The champions of the movement to change our view of firefighter behavior health are leaders in the fire service. These leaders (Halton, Kenny, DeGryse, Dill, Jessup, Olson and more) have the passion and a voice to make a difference, but they need help. They don’t need firefighters who ignore signs of trouble or who cover for issues they know fellow firefighters are suffering from. They don’t need more firefighters who are going to look the other way or hope problems take care of themselves. They don’t need more firefighters who think PTSD and mental illness are a farce or are signs of weakness. They need each firefighter to look for signs of trouble in their fellow firefighters and offer help. That help may be in the form of a robust EAP program, a counselor who can treat the symptoms, or even a company officer who takes time out of his or her day to listen. Status quo is no longer enough. We ALL need every firefighter in every department to step up and speak out. We need the individual voices to grow to a roar so that this issue that is whispered about in hushed tones becomes a topic that is discussed at firehouse tables, union meetings, administration meetings, city council sessions, and in firefighter homes. No one should be able to hide and sink deeper into depression as they deal with the job alone. Each of us should have help waiting for us when we need it.

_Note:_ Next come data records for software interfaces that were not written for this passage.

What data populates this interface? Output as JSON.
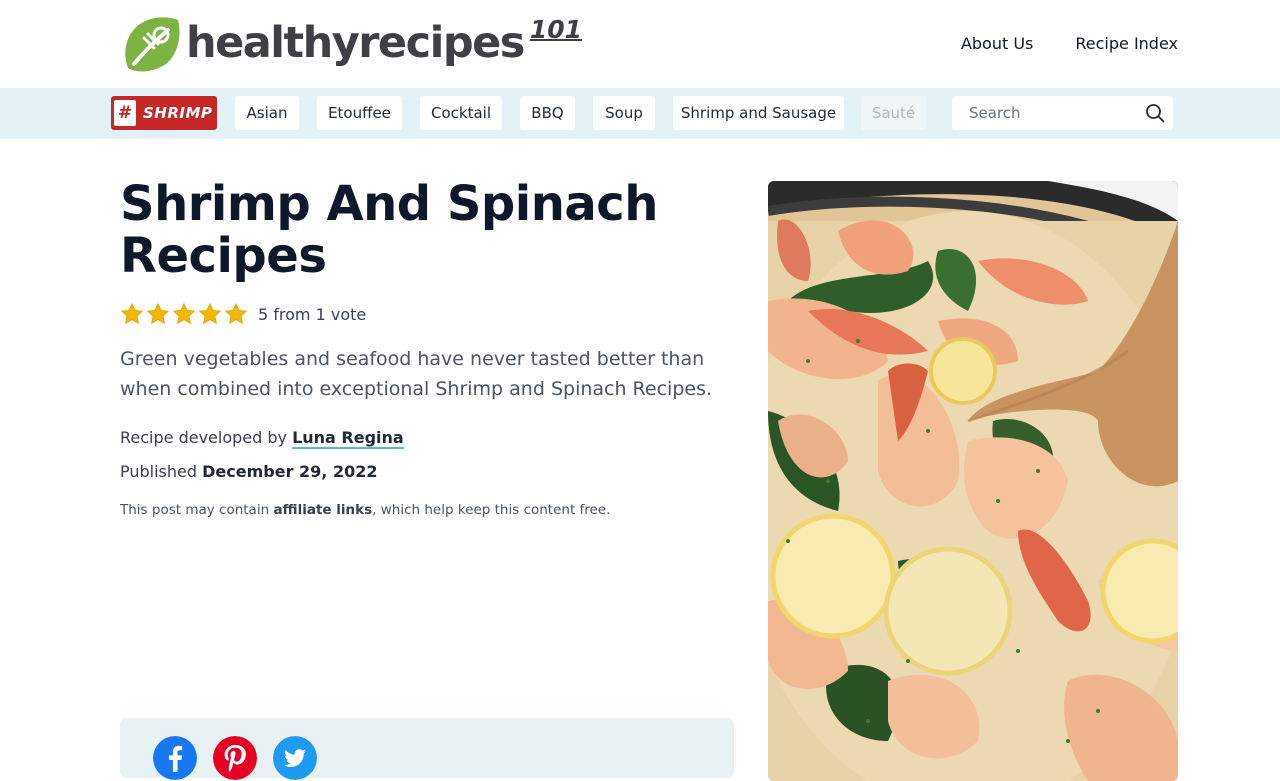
{
  "header": {
    "logo_text": "healthyrecipes",
    "logo_sup": "101",
    "nav": [
      {
        "label": "About Us"
      },
      {
        "label": "Recipe Index"
      }
    ]
  },
  "tagbar": {
    "badge_hash": "#",
    "badge_label": "SHRIMP",
    "chips": [
      {
        "label": "Asian"
      },
      {
        "label": "Etouffee"
      },
      {
        "label": "Cocktail"
      },
      {
        "label": "BBQ"
      },
      {
        "label": "Soup"
      },
      {
        "label": "Shrimp and Sausage"
      },
      {
        "label": "Sauté"
      }
    ],
    "search": {
      "placeholder": "Search",
      "value": ""
    }
  },
  "article": {
    "title": "Shrimp And Spinach Recipes",
    "rating": {
      "stars": 5,
      "max": 5,
      "text": "5 from 1 vote"
    },
    "lead": "Green vegetables and seafood have never tasted better than when combined into exceptional Shrimp and Spinach Recipes.",
    "byline_prefix": "Recipe developed by",
    "author": "Luna Regina",
    "published_prefix": "Published",
    "published_date": "December 29, 2022",
    "affiliate_prefix": "This post may contain",
    "affiliate_link": "affiliate links",
    "affiliate_suffix": ", which help keep this content free."
  },
  "share": [
    {
      "icon": "facebook-icon",
      "color": "#1877f2"
    },
    {
      "icon": "pinterest-icon",
      "color": "#e60023"
    },
    {
      "icon": "twitter-icon",
      "color": "#1d9bf0"
    }
  ],
  "colors": {
    "brand_green": "#7cb342",
    "tagbar_bg": "#e3f2f6",
    "badge_red": "#c62828",
    "star_yellow": "#f5b800",
    "link_underline": "#5eb8c9"
  }
}
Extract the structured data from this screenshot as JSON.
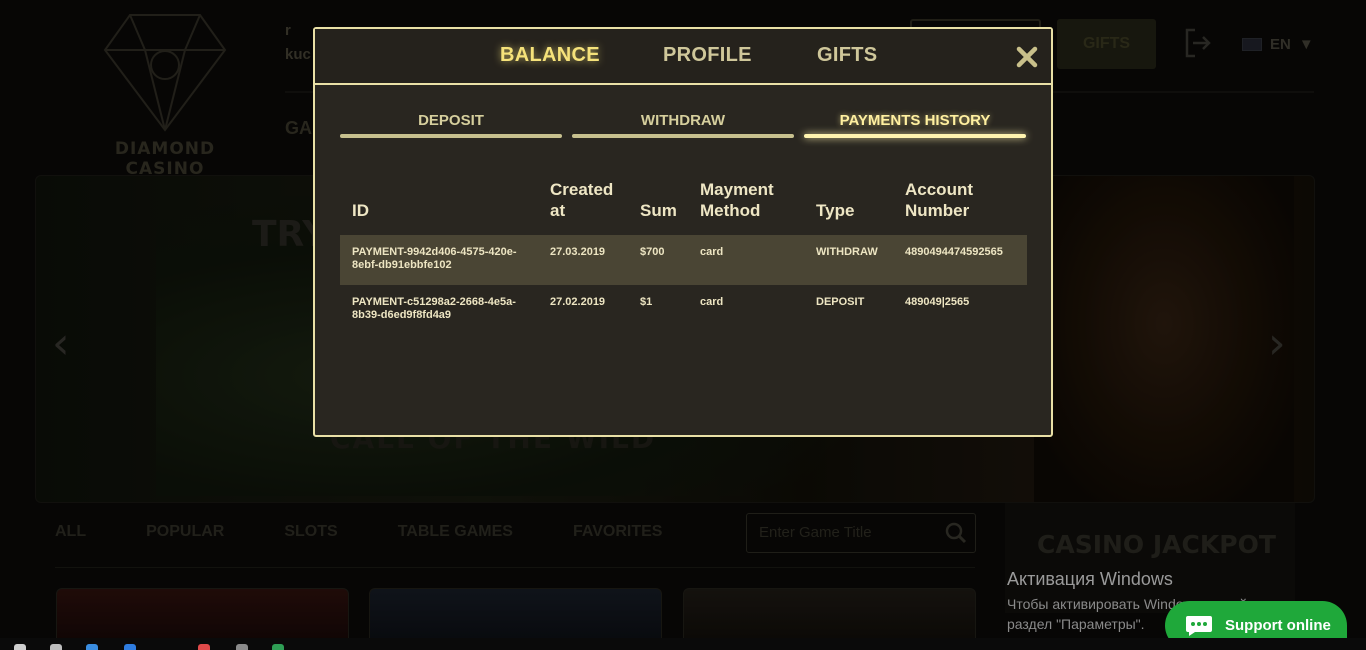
{
  "background": {
    "logo_text": "DIAMOND CASINO",
    "user_name_partial": "kuc",
    "user_initial_partial": "r",
    "nav_partial": "GA",
    "top_gifts_button": "GIFTS",
    "language": "EN",
    "slider_text_top": "TRY",
    "slider_text_bottom": "CALL OF THE WILD",
    "game_tabs": [
      "ALL",
      "POPULAR",
      "SLOTS",
      "TABLE GAMES",
      "FAVORITES"
    ],
    "search_placeholder": "Enter Game Title",
    "jackpot_title": "CASINO JACKPOT"
  },
  "modal": {
    "tabs": [
      "BALANCE",
      "PROFILE",
      "GIFTS"
    ],
    "active_tab": "BALANCE",
    "sub_tabs": [
      "DEPOSIT",
      "WITHDRAW",
      "PAYMENTS HISTORY"
    ],
    "active_sub_tab": "PAYMENTS HISTORY",
    "table": {
      "headers": {
        "id": "ID",
        "created": "Created at",
        "sum": "Sum",
        "method": "Mayment Method",
        "type": "Type",
        "account": "Account Number"
      },
      "rows": [
        {
          "id": "PAYMENT-9942d406-4575-420e-8ebf-db91ebbfe102",
          "created": "27.03.2019",
          "sum": "$700",
          "method": "card",
          "type": "WITHDRAW",
          "account": "4890494474592565"
        },
        {
          "id": "PAYMENT-c51298a2-2668-4e5a-8b39-d6ed9f8fd4a9",
          "created": "27.02.2019",
          "sum": "$1",
          "method": "card",
          "type": "DEPOSIT",
          "account": "489049|2565"
        }
      ]
    }
  },
  "windows_activation": {
    "title": "Активация Windows",
    "body": "Чтобы активировать Windows, перейдите в раздел \"Параметры\"."
  },
  "support": {
    "label": "Support online"
  },
  "colors": {
    "modal_border": "#e9e0a6",
    "active_glow": "#f5e27a",
    "support_green": "#1fa83a"
  }
}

So how do we do this? We become proactive and begin comprehensive behavioral health programs in our departments right away. It doesn’t matter if you’re a volunteer department of ten or a career department with thousands. Start taking care of the problem now. Look at the stats that are available for firefighter PTSD, mental health issues, and suicide. Don’t let one of your firefighters become part of these statistics. Stop it by being proactive and beginning a program now. I am using the parts of the program I like from FDNY, Boston, Chicago, the Illinois Firefighter Peer Support Program and more. I am happy to share what we will be doing with anyone who would like to use it. I am going to be focusing my upcoming blogs on this topic and detailing what we are doing in the behavioral health field. It requires a comprehensive plan and multiple layers which include CISM, Peer Support, Chaplaincy, EAP, Training, and more. I promise to be honest with what is working and what is not. Together we can put a stop to the needless loss of life that is happening at an alarming rate with the fire service. Join with me in taking a stand at your department, and let’s lock arms to fight this important issue.